Due to internal issues between the govt and its committee members…Only two months since MAC was set up, the debate over appointing council members may delay the registration process of 25,000 practitioners
Mumbai: The first-ever Maharashtra Acupuncture Council (MAC) may soon cease to exist due to the internal problems between the state government and the committee members.
Six members were inducted to the council in May, after the government had introduced the Maharashtra Acupuncture System of Therapy Act on April 3, 2017. The committee included an Ayurvedic doctor, two Sujok practitioners, an acupressurist, an allopath and a physiotherapist
A senior official said it has been only two months since MAC was set up, but the debate over appointing council members will delay the process of registration of over 25,000 acupuncture practitioners, who are currently practising without valid registration.
Six members were inducted to the council in May, after the government had introduced the Maharashtra Acupuncture System of Therapy Act (MASTA) on April 3, 2017. The committee included an Ayurvedic doctor, two Sujok practitioners, an acupressurist, an allopath and a physiotherapist.
“It is indeed strange and shocking for the entire acupuncture community in the state and elsewhere because apart from renowned acupuncture expert Dr P B Lohiya, none of the members have any expertise or knowledge of the field,” claimed Yogesh Kodkani, an acupuncture specialist.
A PIL was then filed by an Aurangabad acupuncturist; Dr D Dakle, demanding that the current council be dissolved, after which notices were issued to the state government, Director, Directorate of Medical Education & Research (DMER) Dr Pravin Shingare and six council members on the issue.
Kodkani said that at a special meeting of acupuncture practitioners hosted by Dr R F Behramjee in 2017, Dr Shingare had made certain shocking revelations, which have been recorded.
“Dr R F Behramjee, allopathic-physiotherapist had given an undertaking to donate Rs 10 lakh and his private hospital space in Mumbai to kickstart the proposed council and Dr Chandrashekhar Pardeshi, the vice chairman, was appointed due to his blood ties with the state’s top bureaucrats,” added Kodkani.
Dr Shingare said that the feud has taken the focus away from establishing the first-ever successful medical council for acupuncture practitioners in India. “We have not received the Bombay High Court (HC) notice yet.
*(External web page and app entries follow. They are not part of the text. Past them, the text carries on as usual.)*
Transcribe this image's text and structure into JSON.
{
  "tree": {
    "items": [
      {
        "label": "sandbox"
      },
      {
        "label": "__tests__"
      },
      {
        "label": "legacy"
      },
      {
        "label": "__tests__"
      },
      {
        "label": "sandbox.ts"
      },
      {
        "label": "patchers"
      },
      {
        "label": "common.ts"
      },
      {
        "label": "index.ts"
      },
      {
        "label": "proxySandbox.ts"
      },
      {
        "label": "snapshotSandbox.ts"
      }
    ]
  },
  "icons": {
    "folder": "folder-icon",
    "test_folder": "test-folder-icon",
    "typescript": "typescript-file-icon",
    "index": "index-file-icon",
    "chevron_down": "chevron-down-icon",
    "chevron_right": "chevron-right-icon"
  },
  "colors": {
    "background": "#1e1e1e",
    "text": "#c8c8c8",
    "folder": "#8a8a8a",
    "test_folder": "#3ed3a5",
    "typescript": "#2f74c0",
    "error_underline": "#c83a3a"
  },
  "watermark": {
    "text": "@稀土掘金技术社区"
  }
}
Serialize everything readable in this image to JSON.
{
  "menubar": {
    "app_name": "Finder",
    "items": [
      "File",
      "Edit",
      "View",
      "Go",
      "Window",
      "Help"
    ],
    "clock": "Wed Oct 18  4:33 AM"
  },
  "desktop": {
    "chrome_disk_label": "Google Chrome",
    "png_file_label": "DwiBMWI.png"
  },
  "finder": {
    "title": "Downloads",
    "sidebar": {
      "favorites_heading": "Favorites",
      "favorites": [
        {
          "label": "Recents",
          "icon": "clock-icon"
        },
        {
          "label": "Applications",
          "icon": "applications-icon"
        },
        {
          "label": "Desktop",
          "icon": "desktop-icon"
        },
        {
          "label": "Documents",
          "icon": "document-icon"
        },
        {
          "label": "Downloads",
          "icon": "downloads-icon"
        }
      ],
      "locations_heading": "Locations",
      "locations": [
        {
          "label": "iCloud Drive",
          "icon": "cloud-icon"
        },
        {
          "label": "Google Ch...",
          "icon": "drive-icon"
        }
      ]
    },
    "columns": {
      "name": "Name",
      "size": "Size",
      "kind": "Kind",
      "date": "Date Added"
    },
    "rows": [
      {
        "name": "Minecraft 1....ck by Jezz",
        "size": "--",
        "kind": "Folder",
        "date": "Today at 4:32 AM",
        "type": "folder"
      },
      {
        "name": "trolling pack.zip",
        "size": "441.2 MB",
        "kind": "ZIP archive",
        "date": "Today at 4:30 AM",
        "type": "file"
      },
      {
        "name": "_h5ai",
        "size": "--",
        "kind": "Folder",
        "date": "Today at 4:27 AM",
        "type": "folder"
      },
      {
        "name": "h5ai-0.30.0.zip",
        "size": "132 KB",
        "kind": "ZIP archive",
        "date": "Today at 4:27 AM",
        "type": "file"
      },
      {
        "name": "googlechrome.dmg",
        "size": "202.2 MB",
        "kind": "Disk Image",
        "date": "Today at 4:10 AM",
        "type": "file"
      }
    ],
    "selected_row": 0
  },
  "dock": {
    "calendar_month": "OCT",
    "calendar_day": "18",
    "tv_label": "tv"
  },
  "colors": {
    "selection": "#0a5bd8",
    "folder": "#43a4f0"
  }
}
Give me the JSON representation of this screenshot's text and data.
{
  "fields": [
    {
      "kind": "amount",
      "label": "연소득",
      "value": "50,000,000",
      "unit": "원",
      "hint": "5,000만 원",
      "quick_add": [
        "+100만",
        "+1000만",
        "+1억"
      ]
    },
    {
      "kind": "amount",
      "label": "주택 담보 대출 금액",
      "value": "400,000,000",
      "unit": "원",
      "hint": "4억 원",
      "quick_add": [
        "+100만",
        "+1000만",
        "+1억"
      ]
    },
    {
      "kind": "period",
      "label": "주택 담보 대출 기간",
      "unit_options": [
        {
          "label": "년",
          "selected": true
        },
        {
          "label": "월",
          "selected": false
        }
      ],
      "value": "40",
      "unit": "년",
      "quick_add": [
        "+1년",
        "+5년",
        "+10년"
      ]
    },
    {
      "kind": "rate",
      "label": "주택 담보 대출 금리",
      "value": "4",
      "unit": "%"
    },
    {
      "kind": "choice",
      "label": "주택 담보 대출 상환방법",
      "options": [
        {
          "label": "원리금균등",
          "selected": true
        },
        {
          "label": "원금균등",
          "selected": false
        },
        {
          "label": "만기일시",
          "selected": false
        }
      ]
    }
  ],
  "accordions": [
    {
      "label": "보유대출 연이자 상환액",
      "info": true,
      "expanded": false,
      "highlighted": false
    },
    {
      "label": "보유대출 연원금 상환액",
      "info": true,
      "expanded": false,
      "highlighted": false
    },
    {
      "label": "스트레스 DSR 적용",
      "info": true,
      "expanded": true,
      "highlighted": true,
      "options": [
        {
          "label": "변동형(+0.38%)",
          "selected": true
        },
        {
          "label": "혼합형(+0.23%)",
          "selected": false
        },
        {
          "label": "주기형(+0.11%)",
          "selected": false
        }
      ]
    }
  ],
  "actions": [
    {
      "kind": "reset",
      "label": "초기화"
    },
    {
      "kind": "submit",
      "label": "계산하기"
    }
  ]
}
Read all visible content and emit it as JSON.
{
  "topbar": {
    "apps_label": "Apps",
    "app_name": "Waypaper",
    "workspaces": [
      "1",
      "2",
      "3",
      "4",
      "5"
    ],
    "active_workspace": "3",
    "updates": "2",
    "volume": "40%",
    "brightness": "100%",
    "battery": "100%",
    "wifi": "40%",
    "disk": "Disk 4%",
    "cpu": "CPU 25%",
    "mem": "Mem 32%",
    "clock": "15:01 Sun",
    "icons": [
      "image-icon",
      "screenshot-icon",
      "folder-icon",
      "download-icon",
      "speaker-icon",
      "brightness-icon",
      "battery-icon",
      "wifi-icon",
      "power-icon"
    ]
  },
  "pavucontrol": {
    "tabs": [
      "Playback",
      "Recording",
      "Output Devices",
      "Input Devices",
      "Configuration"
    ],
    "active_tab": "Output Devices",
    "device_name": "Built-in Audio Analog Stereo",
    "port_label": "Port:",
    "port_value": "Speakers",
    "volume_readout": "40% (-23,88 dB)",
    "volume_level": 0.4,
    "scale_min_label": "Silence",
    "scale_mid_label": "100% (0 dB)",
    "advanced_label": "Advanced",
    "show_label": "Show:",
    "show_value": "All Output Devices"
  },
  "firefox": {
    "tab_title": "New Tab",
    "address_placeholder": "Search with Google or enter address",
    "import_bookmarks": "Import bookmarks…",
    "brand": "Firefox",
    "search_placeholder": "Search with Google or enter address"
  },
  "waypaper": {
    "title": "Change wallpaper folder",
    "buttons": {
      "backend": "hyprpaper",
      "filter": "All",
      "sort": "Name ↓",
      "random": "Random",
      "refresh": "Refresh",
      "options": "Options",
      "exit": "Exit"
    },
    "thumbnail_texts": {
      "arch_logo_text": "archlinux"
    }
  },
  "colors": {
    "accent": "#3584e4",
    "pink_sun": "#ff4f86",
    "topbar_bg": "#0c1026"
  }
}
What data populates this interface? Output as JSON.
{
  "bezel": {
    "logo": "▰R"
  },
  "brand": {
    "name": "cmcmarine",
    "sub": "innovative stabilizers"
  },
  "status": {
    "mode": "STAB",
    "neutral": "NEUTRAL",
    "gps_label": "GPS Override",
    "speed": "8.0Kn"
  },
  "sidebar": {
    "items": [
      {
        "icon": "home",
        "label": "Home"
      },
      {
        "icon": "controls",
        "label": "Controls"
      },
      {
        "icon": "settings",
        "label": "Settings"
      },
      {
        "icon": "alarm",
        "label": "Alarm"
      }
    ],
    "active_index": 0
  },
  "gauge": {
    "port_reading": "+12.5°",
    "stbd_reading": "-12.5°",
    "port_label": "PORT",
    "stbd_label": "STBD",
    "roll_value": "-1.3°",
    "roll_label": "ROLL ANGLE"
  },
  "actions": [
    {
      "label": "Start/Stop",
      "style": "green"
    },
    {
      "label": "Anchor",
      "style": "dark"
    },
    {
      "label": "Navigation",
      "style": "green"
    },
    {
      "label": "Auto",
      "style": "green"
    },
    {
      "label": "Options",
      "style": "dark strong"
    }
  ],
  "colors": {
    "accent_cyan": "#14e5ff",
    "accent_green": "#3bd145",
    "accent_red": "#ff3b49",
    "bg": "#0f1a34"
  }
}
We will be happy if HC stays the council and if it quashes it, we will follow their directives on new members,” he said.
Moreover, the state medical education department said that practitioners who were not recognised earlier, will have to do a bridge course to continue practice or they will be termed “illegitimate” medical practitioners.